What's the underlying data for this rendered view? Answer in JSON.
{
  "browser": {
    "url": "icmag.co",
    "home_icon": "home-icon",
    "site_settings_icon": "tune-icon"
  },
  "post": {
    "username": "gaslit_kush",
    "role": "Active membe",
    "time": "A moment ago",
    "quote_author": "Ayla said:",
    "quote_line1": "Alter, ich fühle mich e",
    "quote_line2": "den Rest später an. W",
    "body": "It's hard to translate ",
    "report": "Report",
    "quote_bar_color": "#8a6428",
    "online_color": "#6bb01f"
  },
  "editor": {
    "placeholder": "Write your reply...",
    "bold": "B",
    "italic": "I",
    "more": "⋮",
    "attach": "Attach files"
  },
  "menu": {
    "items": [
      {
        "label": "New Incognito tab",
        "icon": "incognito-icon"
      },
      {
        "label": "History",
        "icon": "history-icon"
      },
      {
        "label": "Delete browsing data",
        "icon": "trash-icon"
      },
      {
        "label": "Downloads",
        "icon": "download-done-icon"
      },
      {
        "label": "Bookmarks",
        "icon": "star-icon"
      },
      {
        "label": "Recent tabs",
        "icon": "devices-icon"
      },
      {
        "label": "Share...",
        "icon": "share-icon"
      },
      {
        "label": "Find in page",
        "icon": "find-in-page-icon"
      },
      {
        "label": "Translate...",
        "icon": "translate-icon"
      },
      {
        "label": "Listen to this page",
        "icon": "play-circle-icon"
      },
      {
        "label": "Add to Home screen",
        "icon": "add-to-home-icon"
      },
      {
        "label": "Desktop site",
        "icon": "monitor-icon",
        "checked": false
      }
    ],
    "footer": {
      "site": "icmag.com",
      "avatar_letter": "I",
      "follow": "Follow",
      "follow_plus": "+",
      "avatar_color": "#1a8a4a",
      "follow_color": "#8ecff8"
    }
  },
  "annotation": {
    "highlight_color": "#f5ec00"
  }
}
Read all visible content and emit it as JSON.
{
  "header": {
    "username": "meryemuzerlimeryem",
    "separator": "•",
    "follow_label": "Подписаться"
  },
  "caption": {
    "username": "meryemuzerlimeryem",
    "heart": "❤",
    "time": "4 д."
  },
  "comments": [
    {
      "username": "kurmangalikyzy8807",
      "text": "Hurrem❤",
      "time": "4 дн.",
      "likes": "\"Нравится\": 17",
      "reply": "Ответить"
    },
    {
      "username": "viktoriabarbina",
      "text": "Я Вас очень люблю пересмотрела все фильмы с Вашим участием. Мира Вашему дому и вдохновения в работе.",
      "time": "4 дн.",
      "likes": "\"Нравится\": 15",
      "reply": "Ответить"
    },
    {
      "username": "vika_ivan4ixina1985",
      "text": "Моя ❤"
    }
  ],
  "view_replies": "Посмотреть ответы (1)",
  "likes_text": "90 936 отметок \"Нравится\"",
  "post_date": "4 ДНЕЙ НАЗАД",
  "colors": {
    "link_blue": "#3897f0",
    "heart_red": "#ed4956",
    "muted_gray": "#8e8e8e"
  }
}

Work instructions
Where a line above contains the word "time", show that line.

Result for this exercise
    "time": "A moment ago",
    "time": "4 д."
      "time": "4 дн.",
      "time": "4 дн.",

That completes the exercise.